Local media companies looking for greener pastures have turned to Main Street shops, hoping to find gold. In our survey of 2,872 small and medium size businesses (SMBs), we found that they plan to increase their ad budgets 4.5% this year, but their online budgets 29%. The biggest gainers: email and social media advertising, including spending on their own websites. While 86% of SMBs reported having a website last year, that’s expected to go to 91% in 2011 – meaning there are very few left without a web presence.
Since 2001, Borrell Associates has been a pioneer in scrutinizing local media and the impact of disruptive technology on its ad revenues. In 2003, its landmark report on the subject, done in conjunction with then Harvard Assistant Professor Clark Gilbert, a protégé of Clay Christensen, was released. The report was a major wake-up call to the country’s local media giants. A 2007, condensed reprint of “Disruptive Technology and Local Media” is available for free.
The power of proximity-based, or location-based, advertising poses radical challenges to the mass media model of aggregating local audiences and selling them to local advertisers. Our latest report, “Proximity-Based Marketing: Mobile Devices Untether Advertising from Media,” examines the latest in a 15-page industry paper that gauges mobile proximity-based advertising at $200 million this year, swelling to $760 million in 2011 and springing to $6 billion by 2015.
2009 will be the first in many in which some components of interactive advertising show little or no growth, or may even decline. The changes foreseen are not cyclical, and show no sign of improving quickly, irrespective of upward movement in the nation’s economy.
The oldest newspaper, radio, TV and “city.com” Web sites turned 14 years old this year. In that short time span they have evolved from being interesting experiments to become their parent organizations’ center of attention and financial saviors. Some of them now generate millions in revenue and significant profits, and have high potential for continued growth – begging the question of just how much these local Web sites might be worth.
The 2008 World Association of Newspapers revenue benchmarking survey includes data from newspapers in all major regions of the globe. It covers print and online revenues, the key verticals, and trends over the past three years. This unique resource is a special benefit provided to our subscribers. It is for internal use only and is not to be circulated outside your organization.

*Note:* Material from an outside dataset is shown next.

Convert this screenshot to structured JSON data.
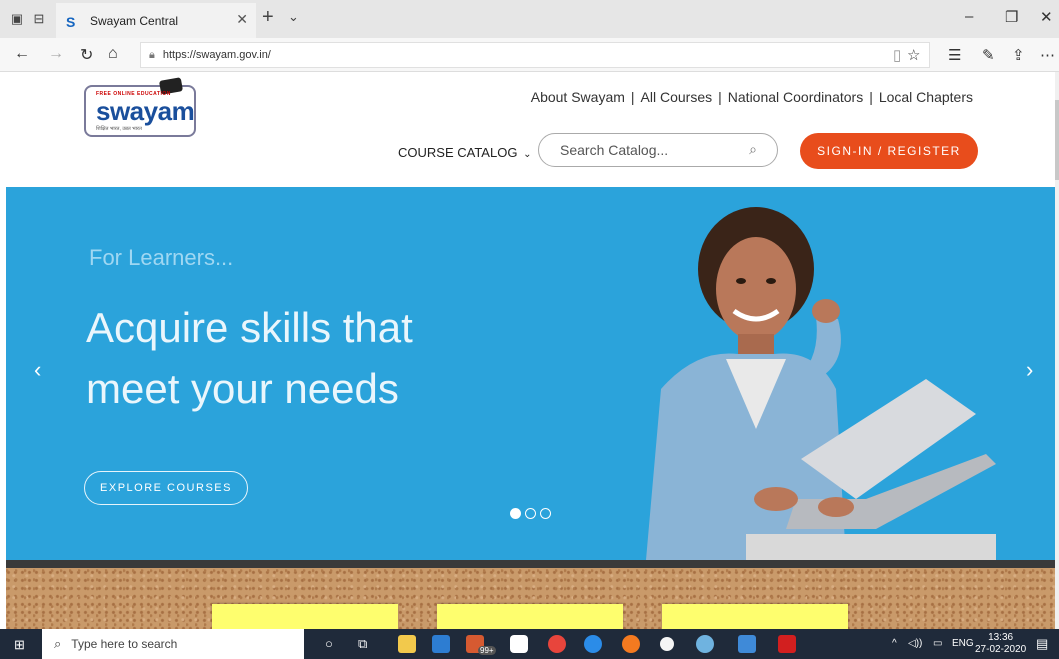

Print yellow page directories face the most uncertain future of all media. We’re estimating that the yellow pages industry will lose $39% of its in annual revenue over the next five years, amounting to a loss of $5 billion in annual revenue by 2013. Meanwhile, there is a simultaneous increase in the industry’s “addressable market” of search engine advertising and local online video, giving publishers a larger cache of advertising products to sell. Video shows the most promise, growing from a $1.4 billion category this year to $7.6 billion in 2013.
Local media Web sites are sharing in the $13.1b local online ad revenue pie this year, but Internet pure-plays continue to gobble up the most. While newspaper sites have gone on the attack, we see some dramatic share grabs from other media online.
This complete U.S. WebAudit™ is our FINAL estimate for 2007 and supersedes all others. This report gives you essential online ad spending data for the whole country. We can configure a WebAudit™ for any market by DMA, city or county(ies).
In 2007, businesses spent $806 billion to get the word out about their products, services and companies. Most of it, $483 billion went toward promotions – non-advertising marketing expenses that range from discounts, contests, coupons, rebates and sponsorships to white papers, public relations and viral marketing campaigns.
With a third of the working population reaching retirement age over the next decade we expect a huge demand to fill all types of jobs. Over the next four years, we expect total recruitment spending to increase 25%, from $58 billion in 2008 to $73 billion in 2012. The prime beneficiary will be online media. Online spending will increase 23.5% to a record high of over $11 billion.
Real estate advertising retrenched in 2007. While this $11 billion advertising category shows signs of contraction, the interesting story is what’s happening to the internal components. Our report assesses both current trends and future patterns of how agents and brokers will spend on traditional advertising, as well as what they’re investing in their own Web sites right now.